Family Law Amendment (Western Australia De Facto Superannuation Splitting and Bankruptcy) Bill 2019

By Matt Keogh MP

09 November 2020

We're here today to debate, finally, the Family Law Amendment (Western Australia De Facto Superannuation Splitting and Bankruptcy) Bill 2019. What does this bill do? This bill gives effect to a referral of power from Western Australia to the Commonwealth, in respect of superannuation matters in family law proceedings for separating de facto couples in Western Australia. It also extends federal bankruptcy jurisdiction to the Family Court of Western Australia to hear bankruptcy proceedings concurrently with family law proceedings concerning de facto couples. It provides for some transitional arrangements and it makes consequential amendments to 21 other acts.

Why? Because Western Australia is blessed to have a separate Family Court system to the rest of the Commonwealth. I say 'blessed' because, as the shadow Attorney-General alluded to, there have been many reviews of the Family Court and family law system in this country, over many decades. Interestingly, the most substantial recommendation that has been made for reform is not what this government has placed on the table by abolishing a specialist Family Court; the best reform put forward to date has been to remodel the Commonwealth Family Court system on the Western Australian Family Court system.

But to come back to the particulars of this legislation, it has had a long and tortured history to get to the point where we can speak on it today.
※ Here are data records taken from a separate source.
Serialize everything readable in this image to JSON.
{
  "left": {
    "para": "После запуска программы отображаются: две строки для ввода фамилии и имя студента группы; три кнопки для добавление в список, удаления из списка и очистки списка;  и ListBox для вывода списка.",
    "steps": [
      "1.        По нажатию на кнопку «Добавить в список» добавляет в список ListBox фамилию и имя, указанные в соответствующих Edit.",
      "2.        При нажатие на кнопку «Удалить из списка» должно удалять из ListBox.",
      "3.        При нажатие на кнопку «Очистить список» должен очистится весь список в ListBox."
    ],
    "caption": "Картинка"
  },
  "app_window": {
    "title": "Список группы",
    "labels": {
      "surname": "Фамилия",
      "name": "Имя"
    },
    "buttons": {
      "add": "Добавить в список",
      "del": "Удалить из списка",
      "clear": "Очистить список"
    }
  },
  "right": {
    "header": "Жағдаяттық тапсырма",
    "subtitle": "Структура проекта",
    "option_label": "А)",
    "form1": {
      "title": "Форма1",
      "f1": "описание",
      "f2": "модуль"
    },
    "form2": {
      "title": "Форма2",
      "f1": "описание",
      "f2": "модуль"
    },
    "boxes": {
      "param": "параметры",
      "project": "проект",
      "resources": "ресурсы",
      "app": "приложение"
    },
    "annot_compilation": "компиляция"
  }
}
The Family Law Legislation Amendment (Superannuation) Act 2001 provided for superannuation splitting for married couples, and that applied in Western Australia as well. Then the states referred powers to the Commonwealth for de facto property maintenance and superannuation in family law matters from 2003 onwards. The Family Law Amendment Act 2005 amended the Bankruptcy Act to confer on the Family Court of Western Australia the same jurisdiction in bankruptcy—which related, again, to parties to a marriage—that had been conferred on the Family Court of Australia by the Bankruptcy and Family Law Legislation Amendment Act of that same year.

Then we come to 2006, when the Western Australian parliament referred power to the Commonwealth to allow it to provide for the separation of superannuation in relation to de facto couples—both heterosexual de facto couples and homosexual de facto couples. That was done despite the then government's position that it would not support the use of the power in so far as it concerned homosexual de facto couples. This is a great illustration of how Western Australian family law was ahead of the game of the Commonwealth when it came to supporting homosexual couples who were separating, and it took a long time for the Commonwealth to catch up. Then we had the Family Law Amendment (De Facto Financial Matters and Other Measures) Act 2008. That applied to both heterosexual and homosexual couples, but it didn't pick up the Western Australian provisions and provide that power to Western Australia. So, again, we had Western Australia missing out.

Finally, from 2008 through to this 2019 bill, we have legislation that was foreshadowed by the Commonwealth Attorney-General in March 2018, nearly 13 years after the Western Australian parliament made its referral of power to this parliament. This bill was then introduced on 27 November last year. That's 20 months, or over 1½ years, after the federal Attorney-General foreshadowed the legislation. It was referred to a committee in December of last year. The committee reported in March of this year. That's only a three-month inquiry. The committee kept its work short because it understood the urgency of this work. And now, on 9 November 2020, eight months after that committee reported, a total of 14 years after the original referral of power and 12 years after the Commonwealth dealt with this issue for all other homosexual de facto couples in the country except Western Australia, we finally come to the point where we are debating this legislation in this House.

The explanatory memorandum to this legislation says that the measures in this bill are machinery in nature and will have no more than minor regulatory impacts, that the measures in the bill will address an increasing inequality faced by de facto couples in Western Australia and that the bill promotes human rights. I will just highlight the distinction here between a bill that is said to be machinery in nature and legislation that will deal with an inequity and is about promoting human rights. The core there is that this parliament, until this point, has actively discriminated against homosexual couples in de facto relationships in Western Australia. This is not machinery in nature. This is real-world stuff for real couples who have had to use our family court system, and it is a disgraceful situation. It is so disgraceful that, during my time as a member of the executive of the Law Society of Western Australia, and, then, as President of the Law Society of Western Australia, time and time again I and the society raised this inequity and raised this issue with Commonwealth attorneys-general, both Liberal and Labor, waiting and trying to push for this reform to happen.

So I am now very proud to be able to stand as a member in this place and see this law that will provide equality for Western Australians in accessing the family law system now come through this House. I thank the federal government for their work with the Western Australia government. The new Attorney-General in Western Australia, John Quigley, reagitated this with the current federal Attorney-General—who, I might point out, was also a Western Australian Attorney-General and never pushed this matter then. I thank the government for bringing this forward, but I also ask that they don't let this bill languish in the other place for as long as they have let it languish in this place. It is important that this bill actually gets passed and that it gets passed quickly, because 14 years is way too long and we cannot let this go for any longer. It is imperative not only that this bill is passed but that it is now passed quickly. I commend the bill.